In this tutorial, I am going to walk you through a simple process to disable or limit post revisions using the wp-config.php file.
Learn to Limit Post Revisions Using cPanel
First of all, if you're the sole author of your site, you might want to limit the post revisions instead of disabling them.
WordPress allows you to keep unlimited numbers of revisions of the same blog post or page; you can limit them to three, which is a convenient number.
As always, you require the understanding of cPanel and the wp-config.php file. You may already have read about such a file; it's one of the most vital files for a WordPress site.
I hope you know how to edit wp-config.php. If not, let me show you the guide.
Follow the process.
Open your cPanel account and start looking for the file manager icon, because that's where all the data of your WordPress website is available.
The layout of cPanel may vary, depending on the web hosting company you have. Bluehost offers a blue layout, Hostinger maintains a purple color, Siteground also uses a different design theme.
Don't you worry about anything, you can easily find the file manager. Click to open.
On this new tab in the browser, you can see many files and folder. But you need to make sure; you're in the root directory.
By default, cPanel may show you the home directory. Navigate to public_html from the left-hand sidebar. Click to open.
Now you see the core files of your WordPress site. You can easily find the wp-config.php file. Right-click to edit.
As usual, you can also use the standard Edit option shown on the cPanel navigation menu. And if you're hosting multiple websites on the same web hosting, you have to open the root directory of the domain you want to edit.
Mostly, the WordPress installation resides inside the folder name of the domain you have.
A popup appears to ask to disable encoding. Just, click on the Edit button a new tab opens up in the browser.
You can see lots of coding lines. Don't be afraid, all you need is to copy the code and paste inside the wp-config.php file.
Click on Save Changes. From now onwards, WordPress keeps only three recent drafts of your blog posts.
How to Disable Post Revisions
Sometimes, when the size of a database increases so much, you may in need to disable post revisions. When having a big website with thousands of posts, you can imagine the size of a database having three revisions.
Disabling post revisions can help you maintain a fast website. There is nothing different about such a task. You have to follow the exact steps as mentioned above.
But the code you have to add is a little bit different. Instead of a number, you have to fill in "false."

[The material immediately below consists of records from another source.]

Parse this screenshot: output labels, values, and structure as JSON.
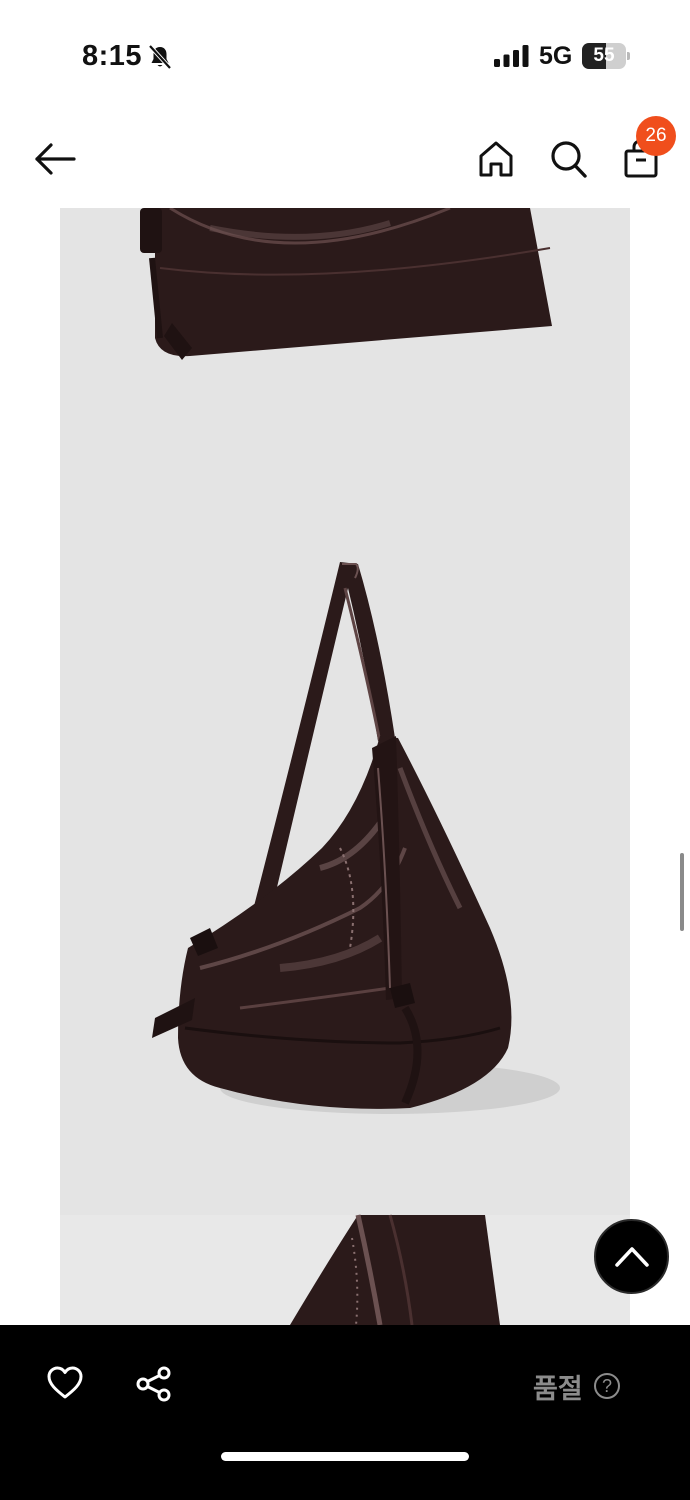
{
  "status_bar": {
    "time": "8:15",
    "network": "5G",
    "battery": {
      "label": "55",
      "level_percent": 55
    },
    "icons": [
      "bell-slash-icon",
      "signal-icon",
      "battery-icon"
    ]
  },
  "header": {
    "icons": [
      "arrow-left-icon",
      "home-icon",
      "search-icon",
      "shopping-bag-icon"
    ],
    "cart_count": "26",
    "badge_color": "#f04e1c"
  },
  "product_images": {
    "background": "#e4e4e4",
    "bag_color": "#2b1a1a",
    "images": [
      "bag-top-detail",
      "bag-shoulder-view",
      "bag-side-detail"
    ]
  },
  "bottom_bar": {
    "status_label": "품절",
    "help_symbol": "?",
    "icons": [
      "heart-icon",
      "share-icon",
      "help-circle-icon",
      "chevron-up-icon"
    ],
    "label_color": "#8c8c8c"
  }
}
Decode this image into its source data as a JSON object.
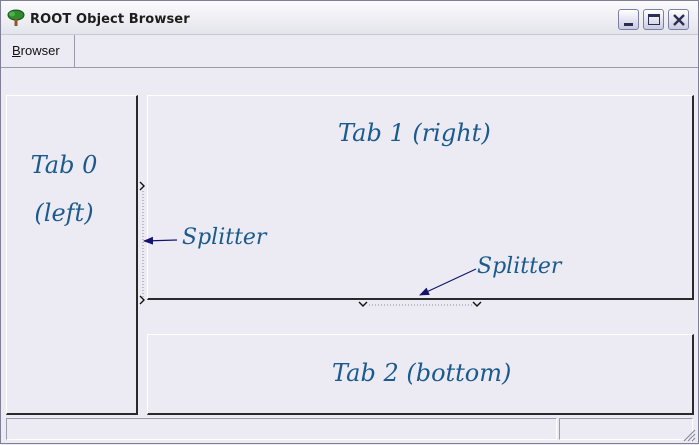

Let me show you the code.
Save the file, and you're good to go.
Depending on your requirements, you can choose either. Congrats, you have successfully learned to limit and disable page and post revisions of your WordPress site.
I Hope You Can Take the Perfect Decision to have a Fast Loading Website
Most of the WordPress users ignore the database optimization and how it affects the website's page loading time. Pages and posts revisions can put a significant impact on a website's speed.
I remember when I encountered with a poor page loading time because of post revisions. I checked the database, and there're so many copies of the blog posts.
I suggest you limit the number to three.
WordPress has some exciting features to offer. But sometimes, people don't understand the concept and blame the platform.
Adding a one-line code solves all the problems and helps you maintain a fast loading WordPress site. I hope you can accomplish such a task with no difficulty.